There are some legal problems with Hirsch's proposals—that pesky First Amendment, for example. But even if you buy the "public interest" violations Hirsch sanctimoniously cites, the roundtable shows don't deceive anyone: They deliver what they advertise. "McLaughlin," "Inside Washington," and "The Capital Gang" bill themselves as sources for the latest Beltway gossip. And they provide it.

The news junkie who wants lengthy discussions of the issues should watch "MacNeil/Lehrer," "Nightline," or the Brinkley show. If you can dedicate only an hour each week to talk shows, "This Week with David Brinkley" offers the best mix—strong reporting, newsmakers who actually say things (Ferdinand Marcos announced the Philippine elections on the show), and a vibrant round table.

It has also made David Brinkley a star once again. Nearly a half century in Washington hasn't stamped out Brinkley's witty, just-folks demeanor, as he demonstrated to Secretary of Defense Dick Cheney just before the ground war began in the Persian Gulf. After extensive background on the sorry state of the Iraqi army, Brinkley asked, "If this were a poker game, what would you say Saddam Hussein was holding at the moment—a pair of nines?"

Still dissatisfied with TV punditry? There's another option for the terminally uninformed: print journalism. For less than the cost of basic cable service, a viewer can subscribe to the Wall Street Journal or the New York Times; for about the price of one premium cable channel, you can get home delivery of REASON, The New Republic, and National Review. If you don't have much time, or simply want to read what the TV pundits write, there are weekly tabloids that reprint only syndicated columns. They cost less than a buck a week. Options abound.

But those options bother Hirsch. While he recognizes the power television and its huge audiences can pack, he's afraid to permit TV to both entertain and enlighten viewers.

And there's a silly, conspiratorial tone to much of his criticism. "In part because most newspapers are owned by Republicans," he whines, "the most widely syndicated political opinion columnists are conservatives." PBS provides few public affairs alternatives because "the absence of independent funding makes public television dependent on underwriters who crave large audiences and no controversy." He's upset that conservatives Bob Novak and George Will are TV stars and would openly welcome broadcast prominence for leftists Christopher Hitchens and Colman McCarthy.

Hirsch does offer some valuable insights. He notes that the frenzy of "The McLaughlin Group"—unlike the more refined atmosphere of "Inside Washington" and "Brinkley"—can dazzle a viewer.
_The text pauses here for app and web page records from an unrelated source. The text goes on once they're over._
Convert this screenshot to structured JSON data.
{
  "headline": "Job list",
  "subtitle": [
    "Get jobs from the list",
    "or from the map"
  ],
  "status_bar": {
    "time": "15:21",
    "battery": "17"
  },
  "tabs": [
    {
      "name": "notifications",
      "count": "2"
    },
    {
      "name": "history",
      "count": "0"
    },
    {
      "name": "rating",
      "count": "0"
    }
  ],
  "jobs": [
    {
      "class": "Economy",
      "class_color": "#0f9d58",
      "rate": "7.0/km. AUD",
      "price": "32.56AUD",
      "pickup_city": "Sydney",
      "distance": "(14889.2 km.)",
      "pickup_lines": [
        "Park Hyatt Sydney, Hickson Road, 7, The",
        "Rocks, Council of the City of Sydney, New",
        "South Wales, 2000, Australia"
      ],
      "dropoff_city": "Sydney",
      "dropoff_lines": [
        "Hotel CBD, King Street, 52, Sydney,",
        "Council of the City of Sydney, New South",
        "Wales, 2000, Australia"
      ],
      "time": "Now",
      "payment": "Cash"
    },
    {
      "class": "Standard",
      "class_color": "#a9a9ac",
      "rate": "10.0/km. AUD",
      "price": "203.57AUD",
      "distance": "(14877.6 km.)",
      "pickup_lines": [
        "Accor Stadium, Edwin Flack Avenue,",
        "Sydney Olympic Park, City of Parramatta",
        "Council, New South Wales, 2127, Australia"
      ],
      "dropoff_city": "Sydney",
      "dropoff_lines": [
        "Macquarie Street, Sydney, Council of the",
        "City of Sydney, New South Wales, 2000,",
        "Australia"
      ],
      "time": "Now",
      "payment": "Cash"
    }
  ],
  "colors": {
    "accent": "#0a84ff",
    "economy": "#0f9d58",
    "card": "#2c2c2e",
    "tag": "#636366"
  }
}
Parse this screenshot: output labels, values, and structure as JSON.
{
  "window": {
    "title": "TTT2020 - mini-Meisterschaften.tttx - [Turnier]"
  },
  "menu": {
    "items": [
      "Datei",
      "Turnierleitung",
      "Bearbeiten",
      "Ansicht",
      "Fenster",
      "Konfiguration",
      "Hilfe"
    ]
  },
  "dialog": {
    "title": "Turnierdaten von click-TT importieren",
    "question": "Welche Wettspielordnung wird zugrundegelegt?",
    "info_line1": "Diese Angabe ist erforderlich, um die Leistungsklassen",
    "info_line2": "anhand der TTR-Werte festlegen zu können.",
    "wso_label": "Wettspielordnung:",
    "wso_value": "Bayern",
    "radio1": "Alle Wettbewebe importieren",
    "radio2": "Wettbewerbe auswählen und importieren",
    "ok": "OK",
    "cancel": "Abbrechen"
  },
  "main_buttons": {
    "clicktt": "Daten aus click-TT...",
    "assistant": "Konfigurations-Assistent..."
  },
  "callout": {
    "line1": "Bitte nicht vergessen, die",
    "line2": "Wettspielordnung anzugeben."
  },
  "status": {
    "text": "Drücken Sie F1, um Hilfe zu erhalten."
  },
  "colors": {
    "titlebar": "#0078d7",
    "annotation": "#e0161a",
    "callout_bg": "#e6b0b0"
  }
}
But "the difference between fifteen seconds of two sentences [per commentator] and thirty seconds of four sentences," he says, "is not the difference between deep and shallow discourse."

He also recognizes that most of these shows are "played between the 40-yard lines." Indeed, on the "Brinkley" show, discussions that fall outside the Beltway Wisdom get dismissed out of hand. And while I can't blame Bob Novak or Mike Kinsley for chasing the big bucks that come with exposure on TV, it's a shame that we've lost Novak the political historian and Kinsley the brilliant editor.

With these criticisms, Hirsch hits the bull's-eye. But the only "discourse" he would permit is the slow-moving format of "Firing Line." How does "democracy" benefit from discussions no one watches?

The pundit round table isn't only a permanent fixture on weekend television; it may become our primary source of broadcast commentary. Perhaps audiences will tire of the rapid-fire format. But more serious commentators are entering this form of "infotainment"—Edward Luttwak has appeared on "The Capital Gang." These round-table shows can use thoughtful critics. It's too bad Alan Hirsch let crackpot ideology get in the way of some substantive analysis.

Rick Henderson is assistant managing editor of REASON.